A majority of job hunting is now conducted online, which means you need to understand the rules and strategies for emailing and posting your resume on the Internet. Protecting your identity and making sure your resume gets through online are two important concerns for job seekers. After all, you have spent a lot of time preparing your resume, so you want to make sure it is effectively received by potential employers without having to sacrifice your privacy.
In this lesson, you will learn how to format a resume for privacy and online posting. You will also learn rules and strategies for effective emailing to potential employers.
Emailing your resume

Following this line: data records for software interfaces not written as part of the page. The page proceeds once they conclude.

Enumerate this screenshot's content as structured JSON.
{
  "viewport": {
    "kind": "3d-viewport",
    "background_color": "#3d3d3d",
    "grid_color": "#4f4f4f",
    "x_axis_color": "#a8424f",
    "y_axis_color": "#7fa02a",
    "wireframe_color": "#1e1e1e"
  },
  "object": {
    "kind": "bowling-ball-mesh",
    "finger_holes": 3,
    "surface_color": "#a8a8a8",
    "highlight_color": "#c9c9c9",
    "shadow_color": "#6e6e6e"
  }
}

Because most correspondence with potential employers is now conducted by email, it is important for you to understand how to send your resume online. It is not a good idea to attach resumes to emails unless specified to do so by a hiring manager. Some companies and hiring managers avoid attachments from untrusted sources due to the possibility of obtaining viruses from the attachment.
So how do you send your resume via email?
You should create a plain-text version of your resume and copy and paste it into the body of your email. We will show you how to do this on the following pages.
Additional tips for emailing your resume:
- Begin your email with a cover letter message just like you would send a cover letter. Type your signature at the bottom of your cover letter. Use spacing, or type "Resume Text" to indicate where your cover letter ends and your resume begins.
- Add formatting to your plain text. Plain text allows for very little formatting, but many email programs allow you to change font and add bold, bullets, or underlines. If so, take advantage of this to create appealing text in your email.
- Protect your identity by creating and using a cybersafe version of your resume for responding blindly to online job advertisements or recruiting companies. To learn more about how to make documents cybersafe, you can take a look at our extra on Create a Cyber-Safe Resume. Once you have made direct contact with an actual employer, you may send your regular resume version. Make sure you also delete any automatic signatures with personal contact information from your email message.
- Make your email stand out by including an interesting entry into the subject line. For example, Captivating Teacher with five years of Language Arts experience is more eye catching then My Resume. However, be careful of using common spam words (free, investment), punctuation, or capitalization that may cause your message to be blocked by spam filters.
- Test your email by sending it to friends and family and having them forward the message back to you. Check the email to make sure it is readable and accurate.